He wants to do everything together. With him, it's all joint trips to the grocery store, to run errands, to pick up and drop off Zeke, to give Zeke a bath, to go for a surf or for a ride, or exercise (we're doing P90X together right now). I, on the other hand, would much rather do these things on my own, only inviting Jason along if I decided I wanted the company. Going to the grocery store is not a two-person job, in my opinion. If he wants to take Zeke to school, I'd just as soon not go -- why sit in traffic?

The problem for me is that I really need time to myself. Time to read, or surf the internet, or just go through the daily activities of life without anyone else's running commentary. And when I don't get that, I get really grumpy.

Like this past weekend. Every once in a while, I get to a point where just being around my husband is annoying. And that's how I was feeling much of Saturday. It took everything I had not to snap or be mean, because God knows I was feeling mean. And I was wishing that I had the ability to live out my pre-marriage fantasy of having separate (but close) living quarters if I had to put up with being married to someone.

I'm feeling a little better today. Last night we had some friends over for the first night of Hannukah, and it was lovely. And this morning we did our workout together and took Zeke to school and all was well. But I'd be lying if I said that I wasn't happy when Jason informed me that his friend David had called and that he was going mountain biking with him.


  1. I feel you. I'm married to someone who likes all the together togetherness. And I get really tired and cranky and just kind of crazy if I don't get enough alone time.

  2. It's so true! Togetherness has its limits. I think the next two weeks of husband and kids at home will be a challenge.

    And that's me being polite.

  3. Oh, sorry, I forgot to say thank you for the link!

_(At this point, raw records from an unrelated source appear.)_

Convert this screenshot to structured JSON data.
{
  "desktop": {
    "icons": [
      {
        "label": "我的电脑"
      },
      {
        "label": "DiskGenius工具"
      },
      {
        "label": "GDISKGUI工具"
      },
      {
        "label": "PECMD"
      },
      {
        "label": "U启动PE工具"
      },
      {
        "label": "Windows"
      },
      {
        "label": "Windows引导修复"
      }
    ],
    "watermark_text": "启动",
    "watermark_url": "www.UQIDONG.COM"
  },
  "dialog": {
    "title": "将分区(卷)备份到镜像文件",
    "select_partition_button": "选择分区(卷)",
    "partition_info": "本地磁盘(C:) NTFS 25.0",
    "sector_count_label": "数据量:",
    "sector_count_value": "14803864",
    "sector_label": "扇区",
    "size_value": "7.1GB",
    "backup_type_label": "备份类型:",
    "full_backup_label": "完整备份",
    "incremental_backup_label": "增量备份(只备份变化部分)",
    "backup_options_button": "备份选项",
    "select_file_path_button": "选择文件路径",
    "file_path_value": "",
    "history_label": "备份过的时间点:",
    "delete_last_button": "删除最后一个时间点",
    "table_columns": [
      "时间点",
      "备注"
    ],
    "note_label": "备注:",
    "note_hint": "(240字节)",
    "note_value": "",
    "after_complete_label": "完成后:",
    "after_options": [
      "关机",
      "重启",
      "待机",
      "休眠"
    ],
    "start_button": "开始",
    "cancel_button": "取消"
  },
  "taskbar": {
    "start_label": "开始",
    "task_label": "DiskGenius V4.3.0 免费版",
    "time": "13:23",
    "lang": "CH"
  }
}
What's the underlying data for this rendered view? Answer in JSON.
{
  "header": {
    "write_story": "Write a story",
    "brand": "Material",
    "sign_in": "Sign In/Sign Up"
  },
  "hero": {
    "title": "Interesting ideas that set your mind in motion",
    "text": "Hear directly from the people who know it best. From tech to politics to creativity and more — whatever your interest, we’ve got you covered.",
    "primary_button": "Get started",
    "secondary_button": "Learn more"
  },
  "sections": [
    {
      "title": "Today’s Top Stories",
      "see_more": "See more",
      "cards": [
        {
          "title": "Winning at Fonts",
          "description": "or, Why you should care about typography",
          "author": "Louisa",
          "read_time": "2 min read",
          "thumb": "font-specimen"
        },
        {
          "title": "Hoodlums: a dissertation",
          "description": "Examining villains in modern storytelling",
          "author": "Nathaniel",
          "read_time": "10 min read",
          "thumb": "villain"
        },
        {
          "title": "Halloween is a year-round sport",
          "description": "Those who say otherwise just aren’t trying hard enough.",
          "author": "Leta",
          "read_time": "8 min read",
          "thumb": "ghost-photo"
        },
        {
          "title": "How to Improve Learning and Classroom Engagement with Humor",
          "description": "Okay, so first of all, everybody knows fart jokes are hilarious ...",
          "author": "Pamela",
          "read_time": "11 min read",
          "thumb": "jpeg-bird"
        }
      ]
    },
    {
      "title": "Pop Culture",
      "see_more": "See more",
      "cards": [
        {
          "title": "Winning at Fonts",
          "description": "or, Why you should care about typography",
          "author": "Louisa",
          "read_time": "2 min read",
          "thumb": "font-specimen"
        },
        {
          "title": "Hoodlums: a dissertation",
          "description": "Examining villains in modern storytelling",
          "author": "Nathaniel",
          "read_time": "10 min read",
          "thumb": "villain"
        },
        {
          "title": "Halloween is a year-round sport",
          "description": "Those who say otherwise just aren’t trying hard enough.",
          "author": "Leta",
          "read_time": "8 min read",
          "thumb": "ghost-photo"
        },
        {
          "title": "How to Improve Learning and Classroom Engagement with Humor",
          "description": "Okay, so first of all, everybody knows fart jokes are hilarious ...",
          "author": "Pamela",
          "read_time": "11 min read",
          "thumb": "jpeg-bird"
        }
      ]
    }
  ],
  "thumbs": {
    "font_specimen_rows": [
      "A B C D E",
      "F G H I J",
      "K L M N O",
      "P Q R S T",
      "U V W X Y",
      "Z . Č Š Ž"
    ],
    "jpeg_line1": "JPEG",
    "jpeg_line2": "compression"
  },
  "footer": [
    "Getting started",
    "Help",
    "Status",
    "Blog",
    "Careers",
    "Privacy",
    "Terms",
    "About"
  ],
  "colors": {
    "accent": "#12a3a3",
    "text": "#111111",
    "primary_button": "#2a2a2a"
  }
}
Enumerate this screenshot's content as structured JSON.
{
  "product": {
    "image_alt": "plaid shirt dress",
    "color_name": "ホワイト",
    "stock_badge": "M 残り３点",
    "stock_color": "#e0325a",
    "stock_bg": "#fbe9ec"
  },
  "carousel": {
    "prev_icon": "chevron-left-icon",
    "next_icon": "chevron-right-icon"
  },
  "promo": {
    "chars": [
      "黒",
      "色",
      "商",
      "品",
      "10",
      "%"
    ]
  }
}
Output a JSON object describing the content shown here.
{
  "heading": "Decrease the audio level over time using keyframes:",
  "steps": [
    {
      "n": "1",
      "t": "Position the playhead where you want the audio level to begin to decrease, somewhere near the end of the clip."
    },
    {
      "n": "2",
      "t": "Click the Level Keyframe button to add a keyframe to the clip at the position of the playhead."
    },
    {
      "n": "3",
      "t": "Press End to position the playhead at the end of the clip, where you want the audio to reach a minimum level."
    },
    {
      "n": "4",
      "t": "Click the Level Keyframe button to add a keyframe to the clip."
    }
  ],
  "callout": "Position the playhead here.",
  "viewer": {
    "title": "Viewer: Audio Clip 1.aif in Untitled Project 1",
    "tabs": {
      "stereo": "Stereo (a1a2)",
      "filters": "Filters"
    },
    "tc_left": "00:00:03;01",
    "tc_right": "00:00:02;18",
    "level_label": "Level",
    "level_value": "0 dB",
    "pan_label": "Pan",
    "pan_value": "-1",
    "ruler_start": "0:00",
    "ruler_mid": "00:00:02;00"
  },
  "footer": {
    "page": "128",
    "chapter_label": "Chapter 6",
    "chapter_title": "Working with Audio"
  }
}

  4. YES! I agree. Is it a male thing or did we just marry similar guys? Fred would be so happy if we were together 24/7, and doesn't get it when I want to split up to do errands. I, on the other hand, need a little separateness.

    But I do get lonely more quickly than I used to.